Charges have been dropped against 39-year-old Roy Herbert Willis, who was charged with two counts possession after embattled former Houston cop Gerald Goines assisted a team that executed a warrant against him.
Houston prosecutors moved to dismiss Willis’ two cases, which were not related to the botched raid at 7815 Harding St. on January 28, on Friday, according to MySanAntonio.
“In the interest of justice, the ongoing investigation of Gerald Goines prevents us from moving forward to trial on this case at this time,” Dane Schiller, with the district attorney’s office, said.
“The investigation could yield information that we are not yet aware of that could be helpful to the accused.”

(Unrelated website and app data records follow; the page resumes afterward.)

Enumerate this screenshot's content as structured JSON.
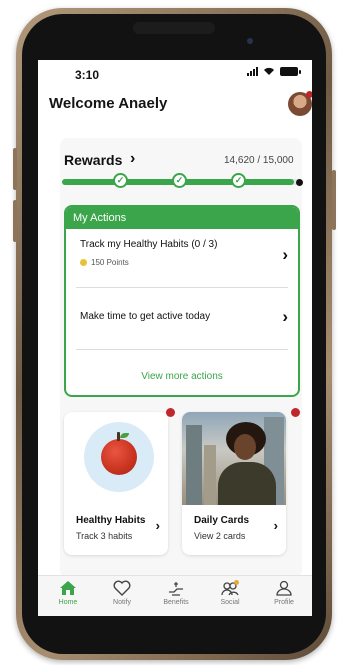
{
  "status_bar": {
    "time": "3:10"
  },
  "header": {
    "welcome": "Welcome Anaely"
  },
  "rewards": {
    "title": "Rewards",
    "points": "14,620 / 15,000",
    "progress_fraction": 0.975
  },
  "actions": {
    "header": "My Actions",
    "items": [
      {
        "title": "Track my Healthy Habits (0 / 3)",
        "points": "150 Points"
      },
      {
        "title": "Make time to get active today"
      }
    ],
    "view_more": "View more actions"
  },
  "tiles": [
    {
      "title": "Healthy Habits",
      "subtitle": "Track 3 habits"
    },
    {
      "title": "Daily Cards",
      "subtitle": "View 2 cards"
    }
  ],
  "nav": [
    {
      "label": "Home",
      "icon": "home-icon"
    },
    {
      "label": "Notify",
      "icon": "heart-icon"
    },
    {
      "label": "Benefits",
      "icon": "benefits-icon"
    },
    {
      "label": "Social",
      "icon": "social-icon"
    },
    {
      "label": "Profile",
      "icon": "profile-icon"
    }
  ],
  "colors": {
    "accent": "#3aa54a",
    "badge": "#c0272d"
  }
}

One of the charges against Willis that was dismissed was for less than a gram of cocaine and the other was for between four and 400 grams of methamphetamine.
Willis’ defense attorney Monique Sparks said she’s had previous dealings with Goines and has viewed him as a problem for several years.
“He’s been terrorizing low-income areas for years,” she said.
“Since I started practicing in 2006.
Two men were charged with evading arrest, and a third with a low-level marijuana case, in the same bust that netted Willis’ arrest.
The two defendants in the evading cases served 20 days and 9 months.
In the marijuana case, the defendant pleaded guilty and served two days in jail.
Goines came under scrutiny earlier this year after being accused of lying in a sworn affidavit used to justify the raid on Harding Street.
Houston officers kicked down the door without knocking, which led to a shootout that left Navy veteran Dennis Tuttle and his wife Rhogena Nicholas dead.
Officers entered the home searching for “heroine dealers,” but the raid only turned up a small amount of marijuana and a small amount of white powder.
The slain couple’s family, friends, and neighbors all came forward to say they weren’t drug dealers.
A few days later, as Goines lay recovering in the hospital from a gunshot wound to his neck, investigators began to realize they couldn’t locate the confidential informant behind the drug buy.
After investigating, police failed to locate any informant that warranted the raid on Harding.
That revelations prompted not only a police probe, but an investigation by the FBI as well.
Houston prosecutors have launched their own investigation and are currently reviewing roughly 1,400 of Giones’ cases, 27 of which are still active.
Prosecutors are also investigating over 800 cases handled by officer Steven Bryant, who worked as Goines’ partner for several years.
Both Bryant and Goines have retired since the incident.